Today, the Administration took another historic step in making data open and accessible to the public, when the Centers for Medicare & Medicaid Services (CMS) released information for the first time about the types and frequency of medical services that doctors and health care providers deliver to people with Medicare and about how much providers are paid—all while maintaining the privacy of beneficiaries.
This is great news for the American people. These valuable data had been inaccessible for decades, and today’s release provides unprecedented visibility into how American seniors and people with disabilities on Medicare are treated.
These data create transparency for consumers to help inform their health care decisions such as which doctor to choose, or which course of treatment to pursue.
As we have seen with other releases of government data—from car safety ratings, to consumer credit card complaints, to weather and climate measurements and the recent launch of the Administration’s Climate Data Initiative to help spur the development of resiliency tools—this kind of openness and transparency can fuel innovation and research for years to come.
Today’s data release builds on the Administration’s longstanding commitment to releasing and leveraging data in support of enhanced transparency and accountability, improved government services, and a stronger economy. Over the past few years, the Administration has launched a series of Open Data Initiatives, which bring the benefits of open data to the American public by releasing troves of valuable data in areas such as health, energy, education, public safety, finance, and global development.
For example, just last year, Medicare published new data that for the first time gives consumers information on what hospitals charge for common inpatient procedures - a major step forward for hospital price transparency and accountability. You can learn more about other efforts to make health care data more open and accessible here.

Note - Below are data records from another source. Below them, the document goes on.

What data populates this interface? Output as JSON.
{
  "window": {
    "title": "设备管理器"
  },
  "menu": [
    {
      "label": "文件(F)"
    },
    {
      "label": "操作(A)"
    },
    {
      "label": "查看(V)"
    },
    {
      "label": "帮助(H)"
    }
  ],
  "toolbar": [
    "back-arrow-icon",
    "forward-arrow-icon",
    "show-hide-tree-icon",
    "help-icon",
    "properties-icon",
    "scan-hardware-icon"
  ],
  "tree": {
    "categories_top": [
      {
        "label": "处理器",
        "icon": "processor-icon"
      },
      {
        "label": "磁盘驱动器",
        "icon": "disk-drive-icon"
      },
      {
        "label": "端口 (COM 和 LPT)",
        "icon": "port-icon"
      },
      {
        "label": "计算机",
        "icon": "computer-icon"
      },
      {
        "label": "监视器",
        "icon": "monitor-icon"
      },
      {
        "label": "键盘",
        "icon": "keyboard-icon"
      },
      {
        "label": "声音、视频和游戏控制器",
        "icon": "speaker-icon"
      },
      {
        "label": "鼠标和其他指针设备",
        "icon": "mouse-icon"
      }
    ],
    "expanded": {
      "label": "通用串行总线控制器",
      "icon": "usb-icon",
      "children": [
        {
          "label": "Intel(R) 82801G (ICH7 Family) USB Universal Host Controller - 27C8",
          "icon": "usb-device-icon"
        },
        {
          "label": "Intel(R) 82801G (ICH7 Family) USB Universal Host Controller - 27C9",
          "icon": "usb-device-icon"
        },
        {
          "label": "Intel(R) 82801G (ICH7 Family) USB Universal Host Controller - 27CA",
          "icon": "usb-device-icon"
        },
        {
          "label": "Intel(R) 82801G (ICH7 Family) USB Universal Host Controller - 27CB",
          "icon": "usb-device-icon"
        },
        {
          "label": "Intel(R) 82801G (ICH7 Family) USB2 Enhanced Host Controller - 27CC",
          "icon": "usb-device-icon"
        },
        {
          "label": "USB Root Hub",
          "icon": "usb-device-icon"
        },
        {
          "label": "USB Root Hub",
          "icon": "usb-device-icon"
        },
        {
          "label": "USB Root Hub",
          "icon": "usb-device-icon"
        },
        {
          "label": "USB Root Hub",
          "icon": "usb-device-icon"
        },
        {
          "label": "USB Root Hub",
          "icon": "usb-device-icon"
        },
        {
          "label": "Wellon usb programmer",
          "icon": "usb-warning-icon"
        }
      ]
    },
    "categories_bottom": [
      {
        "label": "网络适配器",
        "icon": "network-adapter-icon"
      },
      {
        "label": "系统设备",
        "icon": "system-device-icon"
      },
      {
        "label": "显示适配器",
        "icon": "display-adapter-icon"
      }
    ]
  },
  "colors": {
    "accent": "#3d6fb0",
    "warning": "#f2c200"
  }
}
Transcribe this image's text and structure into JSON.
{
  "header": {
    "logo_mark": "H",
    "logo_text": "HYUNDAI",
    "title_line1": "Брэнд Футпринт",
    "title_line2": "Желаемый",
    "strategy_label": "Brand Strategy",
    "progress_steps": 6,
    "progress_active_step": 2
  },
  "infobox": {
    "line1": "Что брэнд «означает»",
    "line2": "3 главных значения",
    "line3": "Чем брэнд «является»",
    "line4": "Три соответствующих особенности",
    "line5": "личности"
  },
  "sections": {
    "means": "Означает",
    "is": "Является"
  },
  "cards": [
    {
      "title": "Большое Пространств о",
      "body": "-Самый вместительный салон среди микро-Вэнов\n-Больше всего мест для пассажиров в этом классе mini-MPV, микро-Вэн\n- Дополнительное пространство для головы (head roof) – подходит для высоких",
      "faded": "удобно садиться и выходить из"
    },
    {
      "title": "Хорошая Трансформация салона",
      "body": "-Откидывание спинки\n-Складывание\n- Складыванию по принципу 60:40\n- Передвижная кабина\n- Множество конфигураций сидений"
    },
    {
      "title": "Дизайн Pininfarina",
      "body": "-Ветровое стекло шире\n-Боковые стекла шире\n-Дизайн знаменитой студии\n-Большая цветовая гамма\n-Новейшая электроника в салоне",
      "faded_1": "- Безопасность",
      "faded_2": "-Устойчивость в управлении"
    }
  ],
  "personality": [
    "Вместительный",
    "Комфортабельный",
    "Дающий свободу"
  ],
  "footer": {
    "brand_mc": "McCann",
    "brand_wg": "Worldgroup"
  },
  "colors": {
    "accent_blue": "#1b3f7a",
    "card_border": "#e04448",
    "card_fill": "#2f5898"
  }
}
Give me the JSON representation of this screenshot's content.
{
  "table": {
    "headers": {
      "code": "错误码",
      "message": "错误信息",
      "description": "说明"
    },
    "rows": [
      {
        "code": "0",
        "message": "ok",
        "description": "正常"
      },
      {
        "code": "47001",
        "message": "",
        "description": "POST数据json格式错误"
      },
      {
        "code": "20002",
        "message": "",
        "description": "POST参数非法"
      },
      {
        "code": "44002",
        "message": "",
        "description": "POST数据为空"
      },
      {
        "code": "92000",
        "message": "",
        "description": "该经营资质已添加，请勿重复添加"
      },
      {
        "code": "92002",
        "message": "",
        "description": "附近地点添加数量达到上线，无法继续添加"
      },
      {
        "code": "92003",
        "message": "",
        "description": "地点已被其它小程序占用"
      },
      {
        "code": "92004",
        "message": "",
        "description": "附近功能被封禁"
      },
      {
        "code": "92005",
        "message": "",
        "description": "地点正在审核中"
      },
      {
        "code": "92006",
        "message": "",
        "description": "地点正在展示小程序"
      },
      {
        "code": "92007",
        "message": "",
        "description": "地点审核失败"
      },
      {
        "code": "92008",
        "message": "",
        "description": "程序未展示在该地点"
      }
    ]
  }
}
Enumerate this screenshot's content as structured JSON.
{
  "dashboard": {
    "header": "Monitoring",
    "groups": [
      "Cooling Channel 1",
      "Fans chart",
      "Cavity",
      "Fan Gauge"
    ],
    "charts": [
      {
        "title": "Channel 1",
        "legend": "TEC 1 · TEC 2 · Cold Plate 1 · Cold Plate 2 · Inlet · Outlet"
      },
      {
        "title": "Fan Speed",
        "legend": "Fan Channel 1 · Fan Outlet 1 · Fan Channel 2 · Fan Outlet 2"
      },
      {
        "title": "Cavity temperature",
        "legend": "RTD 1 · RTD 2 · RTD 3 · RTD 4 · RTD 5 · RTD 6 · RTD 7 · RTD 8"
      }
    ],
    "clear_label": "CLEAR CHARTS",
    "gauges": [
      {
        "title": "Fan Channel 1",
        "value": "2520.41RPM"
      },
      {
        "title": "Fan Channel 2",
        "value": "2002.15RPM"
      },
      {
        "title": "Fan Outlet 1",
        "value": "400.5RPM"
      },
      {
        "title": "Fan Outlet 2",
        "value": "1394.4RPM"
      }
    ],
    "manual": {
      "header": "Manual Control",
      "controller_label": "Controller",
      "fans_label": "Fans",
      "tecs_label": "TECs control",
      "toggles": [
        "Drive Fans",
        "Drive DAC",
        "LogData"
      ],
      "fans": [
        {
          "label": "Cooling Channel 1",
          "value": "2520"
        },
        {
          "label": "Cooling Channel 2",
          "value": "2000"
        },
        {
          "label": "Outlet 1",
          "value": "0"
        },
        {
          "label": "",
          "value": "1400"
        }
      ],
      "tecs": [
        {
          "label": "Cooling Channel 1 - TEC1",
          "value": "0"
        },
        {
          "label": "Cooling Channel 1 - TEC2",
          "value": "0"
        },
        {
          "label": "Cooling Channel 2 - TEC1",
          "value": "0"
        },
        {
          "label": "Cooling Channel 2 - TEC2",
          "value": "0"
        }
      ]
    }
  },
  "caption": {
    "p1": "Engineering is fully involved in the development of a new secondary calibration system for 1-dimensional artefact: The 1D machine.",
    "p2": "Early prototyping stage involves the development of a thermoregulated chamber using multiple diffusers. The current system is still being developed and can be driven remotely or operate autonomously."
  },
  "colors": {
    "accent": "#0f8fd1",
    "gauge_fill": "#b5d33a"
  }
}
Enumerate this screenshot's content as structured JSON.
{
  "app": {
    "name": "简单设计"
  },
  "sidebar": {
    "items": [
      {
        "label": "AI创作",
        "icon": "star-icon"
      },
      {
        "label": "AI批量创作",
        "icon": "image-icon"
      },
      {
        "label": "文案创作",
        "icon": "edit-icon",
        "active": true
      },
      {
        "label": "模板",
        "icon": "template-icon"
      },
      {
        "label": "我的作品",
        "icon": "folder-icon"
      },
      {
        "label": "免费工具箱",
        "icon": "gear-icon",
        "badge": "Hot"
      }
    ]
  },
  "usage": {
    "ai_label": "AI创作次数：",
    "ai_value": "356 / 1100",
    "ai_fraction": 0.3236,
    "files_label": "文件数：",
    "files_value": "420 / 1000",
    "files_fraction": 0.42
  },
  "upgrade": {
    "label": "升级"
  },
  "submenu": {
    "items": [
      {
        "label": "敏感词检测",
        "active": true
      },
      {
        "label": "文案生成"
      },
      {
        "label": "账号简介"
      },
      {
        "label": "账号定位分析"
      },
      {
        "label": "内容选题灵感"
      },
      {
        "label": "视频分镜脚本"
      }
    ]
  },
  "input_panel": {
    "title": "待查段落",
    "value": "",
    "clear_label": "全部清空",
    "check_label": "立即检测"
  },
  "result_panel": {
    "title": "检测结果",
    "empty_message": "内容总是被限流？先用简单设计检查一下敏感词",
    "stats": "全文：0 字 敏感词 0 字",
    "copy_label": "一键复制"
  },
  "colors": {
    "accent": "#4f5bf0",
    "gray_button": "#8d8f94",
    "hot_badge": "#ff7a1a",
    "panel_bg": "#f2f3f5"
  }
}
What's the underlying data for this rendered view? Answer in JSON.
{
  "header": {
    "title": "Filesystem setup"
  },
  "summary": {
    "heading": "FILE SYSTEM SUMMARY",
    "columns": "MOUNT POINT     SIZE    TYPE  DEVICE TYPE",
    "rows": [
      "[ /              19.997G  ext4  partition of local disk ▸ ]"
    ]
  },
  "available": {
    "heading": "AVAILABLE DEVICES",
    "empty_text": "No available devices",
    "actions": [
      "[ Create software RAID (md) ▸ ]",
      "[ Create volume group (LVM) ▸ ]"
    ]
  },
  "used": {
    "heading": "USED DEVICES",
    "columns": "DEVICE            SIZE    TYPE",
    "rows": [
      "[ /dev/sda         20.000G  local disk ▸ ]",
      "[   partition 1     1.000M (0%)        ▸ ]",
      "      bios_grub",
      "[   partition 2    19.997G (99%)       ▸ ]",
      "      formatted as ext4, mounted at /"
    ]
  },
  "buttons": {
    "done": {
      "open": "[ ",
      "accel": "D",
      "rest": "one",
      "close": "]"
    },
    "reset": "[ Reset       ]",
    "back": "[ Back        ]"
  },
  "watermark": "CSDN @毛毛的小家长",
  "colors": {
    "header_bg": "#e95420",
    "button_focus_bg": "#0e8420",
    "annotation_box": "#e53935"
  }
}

We will continue to work with agencies across the government to unleash the power of open data and to make government data more accessible and usable for entrepreneurs, companies, researchers, and citizens everywhere – innovators who can leverage these resources to benefit Americans in a rapidly growing array of exciting and powerful ways.